---------- Available records ----------

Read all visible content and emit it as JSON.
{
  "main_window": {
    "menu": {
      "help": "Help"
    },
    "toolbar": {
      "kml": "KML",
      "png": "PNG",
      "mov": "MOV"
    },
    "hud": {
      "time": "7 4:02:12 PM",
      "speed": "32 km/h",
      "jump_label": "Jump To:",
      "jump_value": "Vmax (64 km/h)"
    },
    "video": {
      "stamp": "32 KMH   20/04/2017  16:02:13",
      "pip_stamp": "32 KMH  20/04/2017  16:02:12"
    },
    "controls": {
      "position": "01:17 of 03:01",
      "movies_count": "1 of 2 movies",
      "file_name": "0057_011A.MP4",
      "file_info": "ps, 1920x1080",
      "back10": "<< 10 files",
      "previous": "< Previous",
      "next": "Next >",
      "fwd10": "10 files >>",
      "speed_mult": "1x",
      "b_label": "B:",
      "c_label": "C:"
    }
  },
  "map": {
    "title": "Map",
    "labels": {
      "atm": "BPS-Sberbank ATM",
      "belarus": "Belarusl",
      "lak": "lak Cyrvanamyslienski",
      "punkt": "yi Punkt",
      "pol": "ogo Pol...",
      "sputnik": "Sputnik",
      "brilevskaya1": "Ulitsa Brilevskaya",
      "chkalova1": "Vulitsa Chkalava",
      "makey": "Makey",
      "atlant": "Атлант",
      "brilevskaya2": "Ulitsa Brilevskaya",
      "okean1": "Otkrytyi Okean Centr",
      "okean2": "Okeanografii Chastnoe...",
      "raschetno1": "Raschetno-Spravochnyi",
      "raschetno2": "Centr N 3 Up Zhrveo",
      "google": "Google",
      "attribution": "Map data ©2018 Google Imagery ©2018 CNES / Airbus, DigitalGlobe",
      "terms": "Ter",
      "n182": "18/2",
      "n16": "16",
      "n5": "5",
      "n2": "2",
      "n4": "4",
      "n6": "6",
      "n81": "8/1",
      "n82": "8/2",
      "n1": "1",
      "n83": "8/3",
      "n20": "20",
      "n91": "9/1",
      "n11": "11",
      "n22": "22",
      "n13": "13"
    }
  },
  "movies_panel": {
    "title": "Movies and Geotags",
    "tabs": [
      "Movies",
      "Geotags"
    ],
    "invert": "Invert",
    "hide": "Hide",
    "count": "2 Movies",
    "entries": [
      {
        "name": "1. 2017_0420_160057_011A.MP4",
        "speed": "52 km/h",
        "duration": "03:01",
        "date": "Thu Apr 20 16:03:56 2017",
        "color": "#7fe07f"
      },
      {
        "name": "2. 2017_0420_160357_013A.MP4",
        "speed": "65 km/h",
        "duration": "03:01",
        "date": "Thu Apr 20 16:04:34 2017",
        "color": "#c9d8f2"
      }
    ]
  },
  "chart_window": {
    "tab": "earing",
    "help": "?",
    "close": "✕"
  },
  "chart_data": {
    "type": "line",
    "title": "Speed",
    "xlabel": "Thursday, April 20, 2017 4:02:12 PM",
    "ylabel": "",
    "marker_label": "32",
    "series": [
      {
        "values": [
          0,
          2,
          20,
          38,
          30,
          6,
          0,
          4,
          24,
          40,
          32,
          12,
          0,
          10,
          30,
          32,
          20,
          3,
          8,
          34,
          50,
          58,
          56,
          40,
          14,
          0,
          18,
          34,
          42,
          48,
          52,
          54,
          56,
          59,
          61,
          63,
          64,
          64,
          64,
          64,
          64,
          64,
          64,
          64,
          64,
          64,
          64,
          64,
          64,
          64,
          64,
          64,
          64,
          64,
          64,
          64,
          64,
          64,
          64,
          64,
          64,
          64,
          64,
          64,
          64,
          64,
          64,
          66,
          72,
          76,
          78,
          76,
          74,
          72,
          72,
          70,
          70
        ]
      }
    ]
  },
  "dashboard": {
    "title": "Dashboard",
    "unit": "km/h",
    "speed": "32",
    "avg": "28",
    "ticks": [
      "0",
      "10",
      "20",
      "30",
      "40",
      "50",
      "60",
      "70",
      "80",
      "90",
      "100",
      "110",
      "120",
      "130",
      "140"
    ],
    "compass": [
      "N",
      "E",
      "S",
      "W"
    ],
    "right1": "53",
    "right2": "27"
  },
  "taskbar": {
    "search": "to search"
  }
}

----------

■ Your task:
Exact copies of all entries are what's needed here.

■ Answer below:
Read all visible content and emit it as JSON.
{
  "main_window": {
    "menu": {
      "help": "Help"
    },
    "toolbar": {
      "kml": "KML",
      "png": "PNG",
      "mov": "MOV"
    },
    "hud": {
      "time": "7 4:02:12 PM",
      "speed": "32 km/h",
      "jump_label": "Jump To:",
      "jump_value": "Vmax (64 km/h)"
    },
    "video": {
      "stamp": "32 KMH   20/04/2017  16:02:13",
      "pip_stamp": "32 KMH  20/04/2017  16:02:12"
    },
    "controls": {
      "position": "01:17 of 03:01",
      "movies_count": "1 of 2 movies",
      "file_name": "0057_011A.MP4",
      "file_info": "ps, 1920x1080",
      "back10": "<< 10 files",
      "previous": "< Previous",
      "next": "Next >",
      "fwd10": "10 files >>",
      "speed_mult": "1x",
      "b_label": "B:",
      "c_label": "C:"
    }
  },
  "map": {
    "title": "Map",
    "labels": {
      "atm": "BPS-Sberbank ATM",
      "belarus": "Belarusl",
      "lak": "lak Cyrvanamyslienski",
      "punkt": "yi Punkt",
      "pol": "ogo Pol...",
      "sputnik": "Sputnik",
      "brilevskaya1": "Ulitsa Brilevskaya",
      "chkalova1": "Vulitsa Chkalava",
      "makey": "Makey",
      "atlant": "Атлант",
      "brilevskaya2": "Ulitsa Brilevskaya",
      "okean1": "Otkrytyi Okean Centr",
      "okean2": "Okeanografii Chastnoe...",
      "raschetno1": "Raschetno-Spravochnyi",
      "raschetno2": "Centr N 3 Up Zhrveo",
      "google": "Google",
      "attribution": "Map data ©2018 Google Imagery ©2018 CNES / Airbus, DigitalGlobe",
      "terms": "Ter",
      "n182": "18/2",
      "n16": "16",
      "n5": "5",
      "n2": "2",
      "n4": "4",
      "n6": "6",
      "n81": "8/1",
      "n82": "8/2",
      "n1": "1",
      "n83": "8/3",
      "n20": "20",
      "n91": "9/1",
      "n11": "11",
      "n22": "22",
      "n13": "13"
    }
  },
  "movies_panel": {
    "title": "Movies and Geotags",
    "tabs": [
      "Movies",
      "Geotags"
    ],
    "invert": "Invert",
    "hide": "Hide",
    "count": "2 Movies",
    "entries": [
      {
        "name": "1. 2017_0420_160057_011A.MP4",
        "speed": "52 km/h",
        "duration": "03:01",
        "date": "Thu Apr 20 16:03:56 2017",
        "color": "#7fe07f"
      },
      {
        "name": "2. 2017_0420_160357_013A.MP4",
        "speed": "65 km/h",
        "duration": "03:01",
        "date": "Thu Apr 20 16:04:34 2017",
        "color": "#c9d8f2"
      }
    ]
  },
  "chart_window": {
    "tab": "earing",
    "help": "?",
    "close": "✕"
  },
  "chart_data": {
    "type": "line",
    "title": "Speed",
    "xlabel": "Thursday, April 20, 2017 4:02:12 PM",
    "ylabel": "",
    "marker_label": "32",
    "series": [
      {
        "values": [
          0,
          2,
          20,
          38,
          30,
          6,
          0,
          4,
          24,
          40,
          32,
          12,
          0,
          10,
          30,
          32,
          20,
          3,
          8,
          34,
          50,
          58,
          56,
          40,
          14,
          0,
          18,
          34,
          42,
          48,
          52,
          54,
          56,
          59,
          61,
          63,
          64,
          64,
          64,
          64,
          64,
          64,
          64,
          64,
          64,
          64,
          64,
          64,
          64,
          64,
          64,
          64,
          64,
          64,
          64,
          64,
          64,
          64,
          64,
          64,
          64,
          64,
          64,
          64,
          64,
          64,
          64,
          66,
          72,
          76,
          78,
          76,
          74,
          72,
          72,
          70,
          70
        ]
      }
    ]
  },
  "dashboard": {
    "title": "Dashboard",
    "unit": "km/h",
    "speed": "32",
    "avg": "28",
    "ticks": [
      "0",
      "10",
      "20",
      "30",
      "40",
      "50",
      "60",
      "70",
      "80",
      "90",
      "100",
      "110",
      "120",
      "130",
      "140"
    ],
    "compass": [
      "N",
      "E",
      "S",
      "W"
    ],
    "right1": "53",
    "right2": "27"
  },
  "taskbar": {
    "search": "to search"
  }
}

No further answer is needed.